2017-18 was the season of tree and hedge planting on a massive scale – 600 trees and 600 hedge plants in and on the margins of the Hare Field – with the help of many volunteers and our first community event: read this report. The summer saw a drought and a good crop of hay when otherwise there was little for sale. A yoga student farmer friend said ‘cut it!’, though I quibbled about losing possible vegan organic status. It was cut and sold to another student who has an ethical stud, and to a sheep sanctuary. Already inspired by the amount of insect life and a range of meadow flowers arising once grazing has stopped, I began to see how the field could be meadow-ised. We had our first apple pressing day. This brought together neighbours, community, yoga students and other friends, and raised some money for a much loved local couple who had lost their business.

2018-19 saw the field cropped again for hay and inspiration came from the Moor Meadows group to develop the meadow for biodiversity. Nicky Scott of Chagford invited me to collect yellow rattle from the meadow he ‘curates’ and this was sown in the Hare Field to parasitise the dominant grass and make way for more flower species. In the kitchen garden we gave up trying to suppress the pernicious weeds such as dock and nettle with cardboard and mulch, laid a suppressing membrane and put in some lovely raised beds, built by my neighbour here, Andy. We had great crops of squash, beans, chard, carrots, potatoes, herbs. With our second Orchard Day, another lovely time of coming together a Viveka tradition has been established. And with gardener yoga student Marlowe and another trusty team of workaway volunteers the mixed herbaceous borders got a clearing digging over and mulch, ready for spring planting.

2020 -21 during the pandemic there were no major projects but there was more biodiversity in the meadow-ising fields, the new trees mostly grew above head height, the hedges thickened, there was super duper veg from the raised beds in the kitchen garden and the ornamental garden grew floriferous with home-sown annuals. A deck was built that linked the Bliss Barn to the kitchen garden.

2022 saw the installation of four roofwater collecting troughs with bench seats on top, a good size to sit or lie on in the sun.
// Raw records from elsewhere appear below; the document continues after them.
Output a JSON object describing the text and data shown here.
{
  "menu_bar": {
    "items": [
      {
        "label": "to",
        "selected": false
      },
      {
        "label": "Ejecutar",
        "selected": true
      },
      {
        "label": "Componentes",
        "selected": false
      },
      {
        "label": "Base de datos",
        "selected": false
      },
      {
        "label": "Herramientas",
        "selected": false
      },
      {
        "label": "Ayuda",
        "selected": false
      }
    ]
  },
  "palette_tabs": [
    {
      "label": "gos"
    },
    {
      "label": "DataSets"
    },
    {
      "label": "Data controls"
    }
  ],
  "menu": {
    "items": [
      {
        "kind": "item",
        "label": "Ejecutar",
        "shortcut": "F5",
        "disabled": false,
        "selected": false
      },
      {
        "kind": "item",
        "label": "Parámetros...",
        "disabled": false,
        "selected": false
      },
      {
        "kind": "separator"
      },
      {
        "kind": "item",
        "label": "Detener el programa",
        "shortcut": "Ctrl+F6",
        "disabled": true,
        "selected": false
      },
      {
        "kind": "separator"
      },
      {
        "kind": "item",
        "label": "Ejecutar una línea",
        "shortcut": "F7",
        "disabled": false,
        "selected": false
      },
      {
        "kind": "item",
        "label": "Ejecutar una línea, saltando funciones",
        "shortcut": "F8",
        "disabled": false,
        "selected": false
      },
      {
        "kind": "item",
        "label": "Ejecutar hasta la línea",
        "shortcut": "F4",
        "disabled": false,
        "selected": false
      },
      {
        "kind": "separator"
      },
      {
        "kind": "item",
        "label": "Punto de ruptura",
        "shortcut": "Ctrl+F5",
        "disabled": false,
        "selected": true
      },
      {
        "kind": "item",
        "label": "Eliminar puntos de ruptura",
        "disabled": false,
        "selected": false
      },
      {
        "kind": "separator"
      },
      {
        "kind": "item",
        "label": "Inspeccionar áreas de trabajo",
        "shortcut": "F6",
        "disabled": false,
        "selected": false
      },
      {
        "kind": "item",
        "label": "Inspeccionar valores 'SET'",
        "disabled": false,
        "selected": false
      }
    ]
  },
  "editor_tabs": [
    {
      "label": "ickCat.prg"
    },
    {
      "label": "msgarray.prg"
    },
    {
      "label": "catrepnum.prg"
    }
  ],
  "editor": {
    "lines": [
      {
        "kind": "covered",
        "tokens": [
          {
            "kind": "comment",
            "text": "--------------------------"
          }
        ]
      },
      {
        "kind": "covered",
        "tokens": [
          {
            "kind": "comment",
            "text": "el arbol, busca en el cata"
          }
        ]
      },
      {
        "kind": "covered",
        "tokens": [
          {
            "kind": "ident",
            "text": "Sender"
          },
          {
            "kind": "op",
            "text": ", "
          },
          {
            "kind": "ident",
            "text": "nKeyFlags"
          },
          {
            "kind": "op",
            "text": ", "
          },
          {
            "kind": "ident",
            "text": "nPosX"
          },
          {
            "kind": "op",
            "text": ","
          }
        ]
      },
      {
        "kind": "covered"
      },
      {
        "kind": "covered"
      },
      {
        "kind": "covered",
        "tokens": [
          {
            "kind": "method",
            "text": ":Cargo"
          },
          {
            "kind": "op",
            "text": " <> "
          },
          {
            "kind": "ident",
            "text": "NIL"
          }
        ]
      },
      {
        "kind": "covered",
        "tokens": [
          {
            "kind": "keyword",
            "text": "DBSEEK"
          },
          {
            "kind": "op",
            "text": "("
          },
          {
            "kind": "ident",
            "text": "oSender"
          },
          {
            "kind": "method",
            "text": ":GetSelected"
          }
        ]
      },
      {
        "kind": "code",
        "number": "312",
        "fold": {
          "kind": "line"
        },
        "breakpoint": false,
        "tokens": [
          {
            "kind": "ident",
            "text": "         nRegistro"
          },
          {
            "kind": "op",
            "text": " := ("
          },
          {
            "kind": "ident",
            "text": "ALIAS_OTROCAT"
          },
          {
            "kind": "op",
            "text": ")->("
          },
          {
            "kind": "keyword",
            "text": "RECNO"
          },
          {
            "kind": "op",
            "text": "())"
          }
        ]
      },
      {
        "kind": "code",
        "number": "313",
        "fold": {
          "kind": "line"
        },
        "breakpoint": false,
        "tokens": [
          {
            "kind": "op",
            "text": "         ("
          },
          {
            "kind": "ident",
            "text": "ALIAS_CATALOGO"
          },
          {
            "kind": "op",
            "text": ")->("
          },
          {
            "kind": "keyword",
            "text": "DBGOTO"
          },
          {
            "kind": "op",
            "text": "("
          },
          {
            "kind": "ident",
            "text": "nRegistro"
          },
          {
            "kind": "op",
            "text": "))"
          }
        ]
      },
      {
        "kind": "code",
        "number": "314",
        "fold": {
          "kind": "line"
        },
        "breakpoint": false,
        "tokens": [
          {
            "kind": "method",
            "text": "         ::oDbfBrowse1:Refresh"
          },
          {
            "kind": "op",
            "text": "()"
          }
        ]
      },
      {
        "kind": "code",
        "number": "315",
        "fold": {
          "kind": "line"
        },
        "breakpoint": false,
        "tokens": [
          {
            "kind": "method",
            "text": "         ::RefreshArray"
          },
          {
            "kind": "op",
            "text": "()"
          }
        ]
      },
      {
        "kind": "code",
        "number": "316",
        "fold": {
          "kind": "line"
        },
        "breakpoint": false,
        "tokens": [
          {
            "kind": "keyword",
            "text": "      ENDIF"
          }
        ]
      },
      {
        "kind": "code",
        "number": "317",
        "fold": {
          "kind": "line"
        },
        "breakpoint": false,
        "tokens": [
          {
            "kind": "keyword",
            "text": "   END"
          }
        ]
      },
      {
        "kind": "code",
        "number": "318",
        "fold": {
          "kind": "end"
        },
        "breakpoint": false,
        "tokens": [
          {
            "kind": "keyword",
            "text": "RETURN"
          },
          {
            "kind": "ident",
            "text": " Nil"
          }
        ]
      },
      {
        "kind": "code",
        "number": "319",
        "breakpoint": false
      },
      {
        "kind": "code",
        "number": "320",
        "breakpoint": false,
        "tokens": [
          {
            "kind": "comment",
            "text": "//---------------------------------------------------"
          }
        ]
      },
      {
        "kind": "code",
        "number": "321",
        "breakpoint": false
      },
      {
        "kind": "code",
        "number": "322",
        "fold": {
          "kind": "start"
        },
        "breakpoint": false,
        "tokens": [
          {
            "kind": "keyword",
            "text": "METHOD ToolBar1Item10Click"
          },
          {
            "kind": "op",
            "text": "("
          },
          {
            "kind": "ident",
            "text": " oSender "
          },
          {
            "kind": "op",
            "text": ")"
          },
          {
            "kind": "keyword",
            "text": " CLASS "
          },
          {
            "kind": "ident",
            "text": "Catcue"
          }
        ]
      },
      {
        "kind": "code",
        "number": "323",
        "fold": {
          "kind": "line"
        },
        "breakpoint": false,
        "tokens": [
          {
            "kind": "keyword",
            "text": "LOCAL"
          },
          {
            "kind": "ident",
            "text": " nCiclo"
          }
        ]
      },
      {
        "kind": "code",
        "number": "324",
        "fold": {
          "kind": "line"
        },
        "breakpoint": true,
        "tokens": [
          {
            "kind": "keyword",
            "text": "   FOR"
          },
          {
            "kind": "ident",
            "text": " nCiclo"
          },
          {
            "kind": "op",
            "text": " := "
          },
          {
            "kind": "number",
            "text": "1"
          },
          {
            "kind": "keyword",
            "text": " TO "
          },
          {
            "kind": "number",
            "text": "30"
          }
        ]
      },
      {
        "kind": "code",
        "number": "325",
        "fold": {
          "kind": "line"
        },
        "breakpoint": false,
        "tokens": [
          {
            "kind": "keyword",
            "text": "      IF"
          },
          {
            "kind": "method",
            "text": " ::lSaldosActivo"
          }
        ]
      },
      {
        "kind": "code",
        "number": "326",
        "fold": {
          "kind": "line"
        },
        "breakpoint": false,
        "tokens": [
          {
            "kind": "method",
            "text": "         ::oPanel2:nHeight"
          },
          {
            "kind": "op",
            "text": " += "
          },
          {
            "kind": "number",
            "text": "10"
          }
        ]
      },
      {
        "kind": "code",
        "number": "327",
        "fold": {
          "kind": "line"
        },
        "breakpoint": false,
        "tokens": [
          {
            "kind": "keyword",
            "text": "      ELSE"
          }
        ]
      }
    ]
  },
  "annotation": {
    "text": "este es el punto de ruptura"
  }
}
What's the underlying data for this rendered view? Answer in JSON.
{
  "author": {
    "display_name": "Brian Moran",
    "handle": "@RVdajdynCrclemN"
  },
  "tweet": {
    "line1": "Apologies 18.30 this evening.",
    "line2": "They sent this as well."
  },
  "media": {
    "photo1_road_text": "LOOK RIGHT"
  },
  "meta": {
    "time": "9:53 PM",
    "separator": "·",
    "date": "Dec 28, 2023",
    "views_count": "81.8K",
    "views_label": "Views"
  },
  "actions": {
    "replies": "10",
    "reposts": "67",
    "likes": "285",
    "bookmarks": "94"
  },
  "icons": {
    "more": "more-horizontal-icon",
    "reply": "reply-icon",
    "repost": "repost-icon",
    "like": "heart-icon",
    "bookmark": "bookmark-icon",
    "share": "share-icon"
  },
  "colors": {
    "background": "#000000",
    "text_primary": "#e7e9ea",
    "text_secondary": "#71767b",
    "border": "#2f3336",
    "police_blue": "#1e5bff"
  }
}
The troughs hold a good amount of water for plunging in watering cans to water both kitchen and ornamental garden.

2023 had a volunteer retreat with a main project of chipping wood for mulch and compost.  Orchard Day – now an annual tradition – where friends and community bring their apples for juicing, took place with served copious soup, cake and tea to raise money for Care4Calais and Crediton Food Bank. We had the usual cropping with squash that lasted till Christmas, lovely bitter radicchio and a range of beans, among others. Pixy stock plum and a mirabelle trees were added to the front garden – juicy!!

Future projects:

  • planting design for the ‘North Garden’ which has an inherited palm in it
  • a forest garden in the paddock
  • wildlife pond
  • polytunnel
  • bog garden in a soggy patch maybe with a board walk
  • espaliered fruit trees for the kitchen garden
Originally, there was an ambition to make Viveka Gardens equally a market garden as retreat place, but God had other plans for her efforts. Nonetheless, vegan organic food growing lives on as part of the unique flavour here, with cropping in the kitchen garden, and the front ornamental garden (who needs these distinctions – pollinators don’t!)…and eating. Fiona likes to grow varieties you wouldn’t otherwise get in the supermarket, such as radicchio, beans and squash other than butternut, for extra taste and gut health.

Fiona worked in community growing in London, innovating projects, teaching horticulture (RHS certificate, C&G awards), giving training under the Capital Growth scheme and mentoring Master Gardeners for Garden Organic. She trained on organic market gardens, did an apprenticeship at vegan organic maestro’s Tolhurst Organic, has a diploma in garden design and a degree in Biological Science – all the plant options. More than knowledge, though, sowing, tending, watering and bringing to harvest invite a slow attention. Time in the fresh air and hands touching soil are restorative.